Sunday, 26 January 2014

Figuratively Naked

What a surprise these photos are!

Yes - Jean-Michel Basquiat as a reclining nude. If these days it is no longer unusual to see an artist naked (think Marina Abramovich or even Ai Wei Wei), it is probablt because they use their bodies for their art like so many (other) entertainers. Which is why these shots are different. Taken by a former girlfriend of Basquiat and forgotten for over 30 years, they show the painter both literally and figuratively naked. The nudity here is not a costume or a means to an end. It simply reveals intimacy and carries with it a reflection of Basquiat's short life: After turning away to light a cigarette and smiling into the camera with a mix of glee and discomfort, all that remains is an inward look and a few scattered drawings. 

Sunday, 12 January 2014


Łódź is Poland's third-biggest city, and it is filled with ghosts. The ghosts of textile workers who lived in cramped tenement houses facing the factories, the ghosts of magnates who dined in rococo palaces, and the ghosts of Jews rounded up and deported.

David Lynch, Untitled, (Łódź), 2000
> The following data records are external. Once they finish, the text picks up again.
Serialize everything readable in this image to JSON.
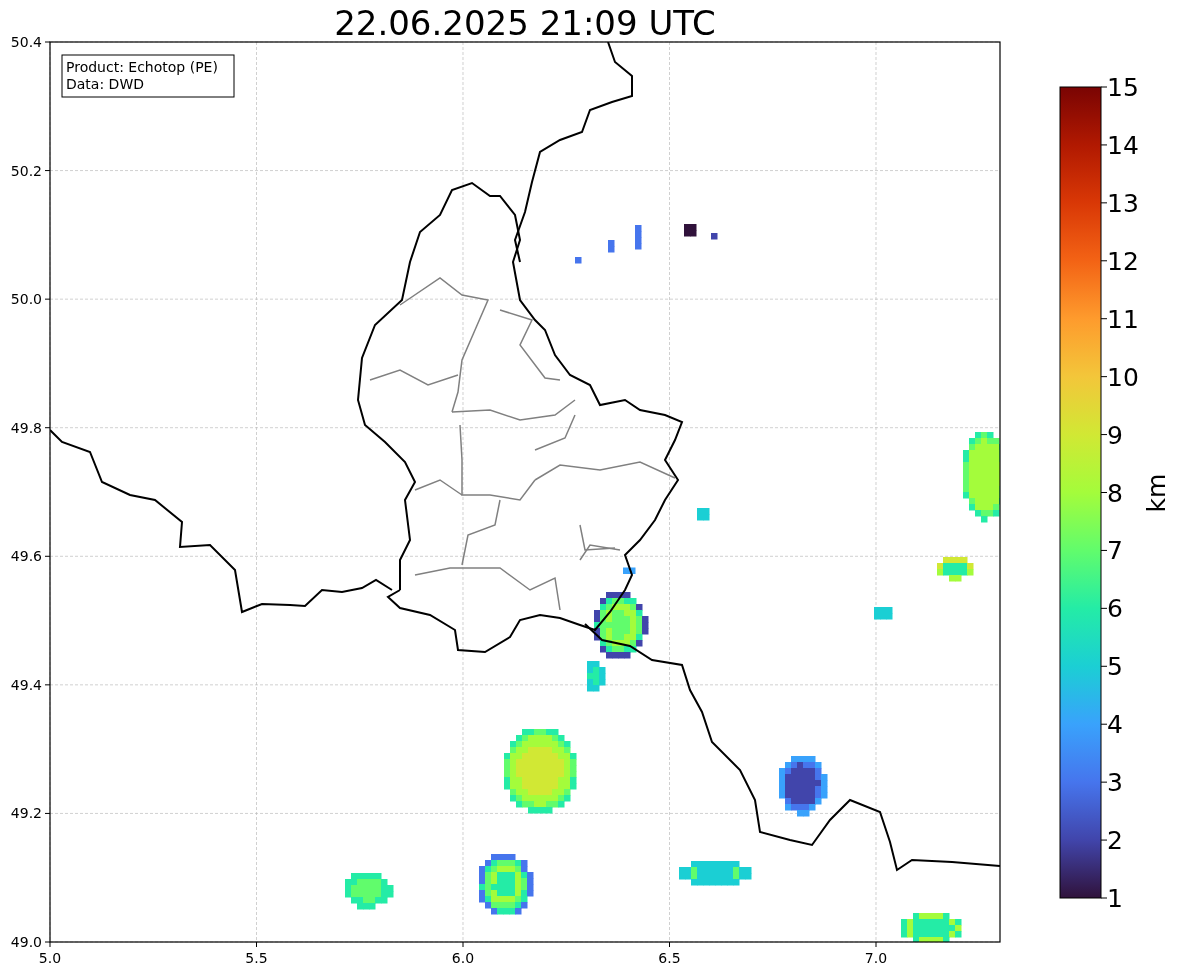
{
  "title": "22.06.2025 21:09 UTC",
  "info_box": [
    "Product: Echotop (PE)",
    "Data: DWD"
  ],
  "x_ticks": [
    "5.0",
    "5.5",
    "6.0",
    "6.5",
    "7.0"
  ],
  "y_ticks": [
    "50.4",
    "50.2",
    "50.0",
    "49.8",
    "49.6",
    "49.4",
    "49.2",
    "49.0"
  ],
  "colorbar": {
    "label": "km",
    "ticks": [
      "15",
      "14",
      "13",
      "12",
      "11",
      "10",
      "9",
      "8",
      "7",
      "6",
      "5",
      "4",
      "3",
      "2",
      "1"
    ]
  }
}
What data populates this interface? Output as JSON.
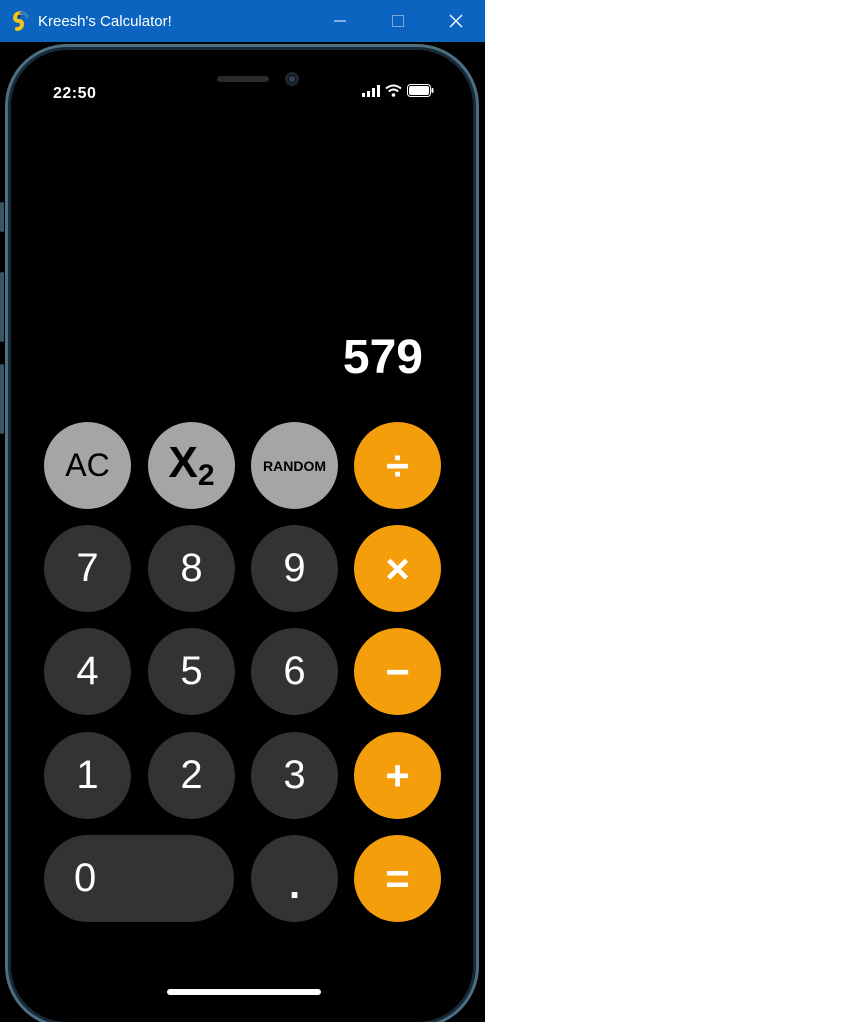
{
  "window": {
    "title": "Kreesh's Calculator!"
  },
  "status_bar": {
    "time": "22:50"
  },
  "display": {
    "value": "579"
  },
  "keys": {
    "ac": "AC",
    "x2_base": "X",
    "x2_sub": "2",
    "random": "RANDOM",
    "divide": "÷",
    "seven": "7",
    "eight": "8",
    "nine": "9",
    "multiply": "×",
    "four": "4",
    "five": "5",
    "six": "6",
    "minus": "−",
    "one": "1",
    "two": "2",
    "three": "3",
    "plus": "+",
    "zero": "0",
    "decimal": ".",
    "equals": "="
  },
  "colors": {
    "titlebar": "#0a64c0",
    "function_key": "#a5a5a5",
    "digit_key": "#333333",
    "operator_key": "#f59e0b",
    "background": "#000000"
  },
  "icons": {
    "app": "pygame-snake-icon",
    "minimize": "minimize-icon",
    "maximize": "maximize-icon",
    "close": "close-icon",
    "signal": "cellular-signal-icon",
    "wifi": "wifi-icon",
    "battery": "battery-icon"
  }
}
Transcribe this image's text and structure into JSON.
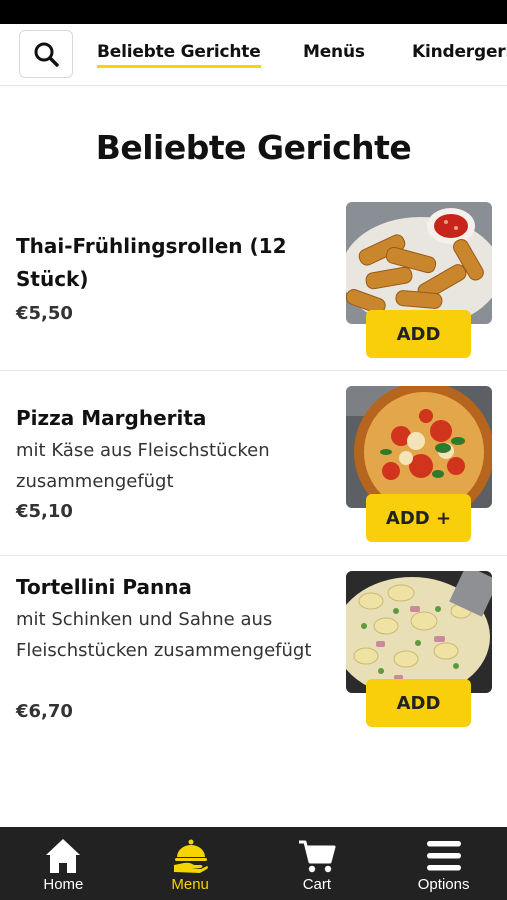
{
  "top_nav": {
    "tabs": [
      {
        "label": "Beliebte Gerichte",
        "active": true
      },
      {
        "label": "Menüs",
        "active": false
      },
      {
        "label": "Kindergeri",
        "active": false
      }
    ]
  },
  "page_title": "Beliebte Gerichte",
  "items": [
    {
      "name": "Thai-Frühlingsrollen (12 Stück)",
      "description": "",
      "price": "€5,50",
      "button_label": "ADD",
      "image_icon": "spring-rolls-image"
    },
    {
      "name": "Pizza Margherita",
      "description": "mit Käse aus Fleischstücken zusammengefügt",
      "price": "€5,10",
      "button_label": "ADD +",
      "image_icon": "pizza-image"
    },
    {
      "name": "Tortellini Panna",
      "description": "mit Schinken und Sahne aus Fleischstücken zusammengefügt",
      "price": "€6,70",
      "button_label": "ADD",
      "image_icon": "tortellini-image"
    }
  ],
  "bottom_nav": [
    {
      "label": "Home",
      "icon": "home-icon",
      "active": false
    },
    {
      "label": "Menu",
      "icon": "menu-cloche-icon",
      "active": true
    },
    {
      "label": "Cart",
      "icon": "cart-icon",
      "active": false
    },
    {
      "label": "Options",
      "icon": "options-icon",
      "active": false
    }
  ],
  "colors": {
    "accent_yellow": "#f9cf0c",
    "bottom_bar": "#222222",
    "active_tab_underline": "#f5d400"
  }
}
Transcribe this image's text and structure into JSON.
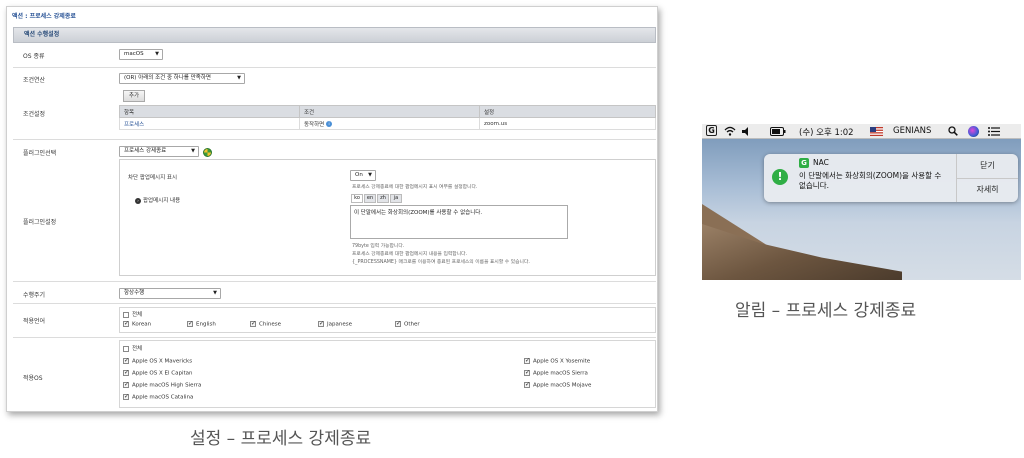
{
  "settings": {
    "breadcrumb": "액션 : 프로세스 강제종료",
    "section_title": "액션 수행설정",
    "os_type": {
      "label": "OS 종류",
      "value": "macOS"
    },
    "condition_op": {
      "label": "조건연산",
      "value": "(OR) 아래의 조건 중 하나를 만족하면"
    },
    "condition": {
      "label": "조건설정",
      "add_label": "추가",
      "headers": [
        "항목",
        "조건",
        "설정"
      ],
      "row": {
        "item": "프로세스",
        "cond": "동작하면",
        "value": "zoom.us"
      }
    },
    "plugin_select": {
      "label": "플러그인선택",
      "value": "프로세스 강제종료"
    },
    "plugin_settings": {
      "label": "플러그인설정",
      "popup_label": "차단 팝업메시지 표시",
      "popup_value": "On",
      "popup_help": "프로세스 강제종료에 대한 팝업메시지 표시 여부를 설정합니다.",
      "content_label": "팝업메시지 내용",
      "langs": [
        "ko",
        "en",
        "zh",
        "ja"
      ],
      "message": "이 단말에서는 화상회의(ZOOM)를 사용할 수 없습니다.",
      "note1": "79byte 입력 가능합니다.",
      "note2": "프로세스 강제종료에 대한 팝업메시지 내용을 입력합니다.",
      "note3": "{_PROCESSNAME} 매크로를 이용하여 종료된 프로세스의 이름을 표시할 수 있습니다."
    },
    "cycle": {
      "label": "수행주기",
      "value": "항상수행"
    },
    "languages": {
      "label": "적용언어",
      "all": "전체",
      "items": [
        "Korean",
        "English",
        "Chinese",
        "Japanese",
        "Other"
      ]
    },
    "os": {
      "label": "적용OS",
      "all": "전체",
      "left": [
        "Apple OS X Mavericks",
        "Apple OS X El Capitan",
        "Apple macOS High Sierra",
        "Apple macOS Catalina"
      ],
      "right": [
        "Apple OS X Yosemite",
        "Apple macOS Sierra",
        "Apple macOS Mojave"
      ]
    },
    "caption": "설정 – 프로세스 강제종료"
  },
  "mac": {
    "menubar": {
      "g_icon": "G",
      "clock": "(수) 오후 1:02",
      "user": "GENIANS"
    },
    "notification": {
      "app_icon": "G",
      "app": "NAC",
      "message": "이 단말에서는 화상회의(ZOOM)을 사용할 수 없습니다.",
      "close": "닫기",
      "details": "자세히"
    },
    "caption": "알림 – 프로세스 강제종료"
  },
  "colors": {
    "accent": "#2b5597",
    "header": "#ccd0d6",
    "success": "#2fae45"
  },
  "icons": [
    "wifi-icon",
    "volume-icon",
    "battery-icon",
    "flag-icon",
    "search-icon",
    "siri-icon",
    "list-icon",
    "warning-icon",
    "info-icon",
    "plugin-icon"
  ]
}
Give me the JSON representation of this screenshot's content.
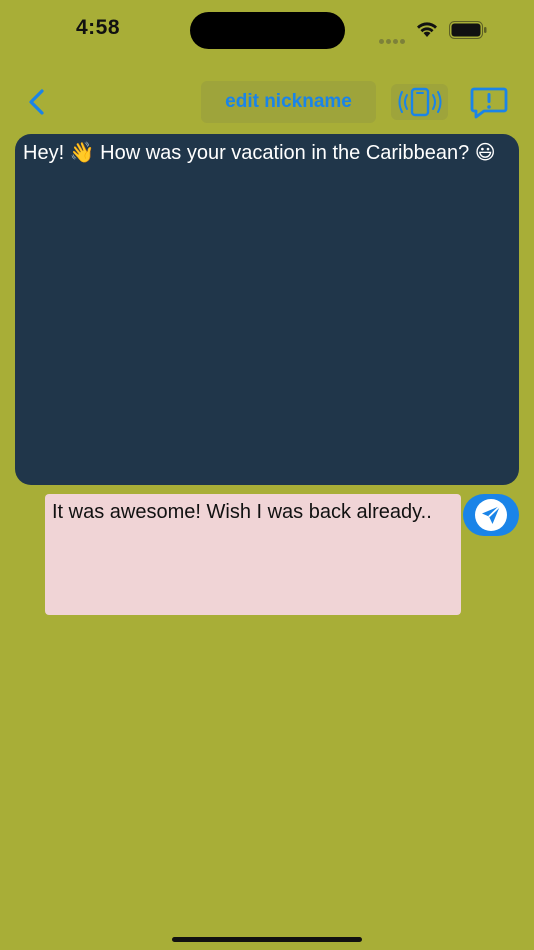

They are there, the ghosts, floating around side by side with the living. The tenement houses are still inhabited, with the same staircases and the same railings, covered by a thousand layers of fingerprints. The rococo palaces are art museums that hardly anyone visits, or restaurants that stay empty on a Friday night. And the ghetto, untouched by the war, has stayed so since: With windowless staircases, crumbling façades, and no paint left to peel. Descendants of those who moved in seven decades ago live in monuments to something they don't care to recall. 

David Lynch, Untitled, (Łódź), 2000

So why visit? Because everywhere else, the traces of the past have been made to look pretty. Everywhere else, the ghosts have been chased away and reconstructed behind glass. Not in Łódź. 

Sunday, 5 January 2014

Killing Clichés

Although it is Behind the Candelabra which dominated the headlines this year, winning eleven Emmies and showing Michael Douglas as the camp and closeted (& Polish) Władziu Liberace, 2013 was actually a great year for boxing down queer stereotypes on film (especially in Poland).

Here my favourite features of last year that starred gay characters and refused to be 'gay films'.

1. Tom At the Farm

Xavier Dolan's fourth feature film lies somewhere between tragedy, comedy and psychological thriller. Sexual tension sizzles between characters dead and alive, and repression becomes a sign of madness. There is so much more to come from this 24-year-old, I cannot wait.

Tom at the Farm (2013), trailer

2. Floating Skyscrapers

"The most courageous film of the year" said the poster for this film, and it might be right: You don't see full-frontal gay sex in arch-catholic Poland every day. And yet the film isn't set on  provocation per se, but on exploring the fear to become oneself. Which ends up being much more shocking than naked bodies.

Płynące wieżowce (Floating Skyscrapers), 2013, official trailer

Floating Skyscrapers - English teaser

3. In The Name Of...

For being incredibly shot and shedding light on a Church taboo. Szumowska's film is not about paedophilia, nor about abuse, but about a priest who happens to be a homo. Powerful, beautiful, and necessary.

In the Name Of (2013), English trailer

4. My Brother the Devil

Alright, not strictly 2013, but I only discovered this gem a couple of weeks ago. Take an East London housing estate, second-generation immigrants, drugs, violence, and forbidden attractions: the right ingredients to fall into a cliché trap. And yet this film manages to dodge them all and create something entirely new and surprisingly empowering. A must-watch.

My Brother the Devil, 2012, trailer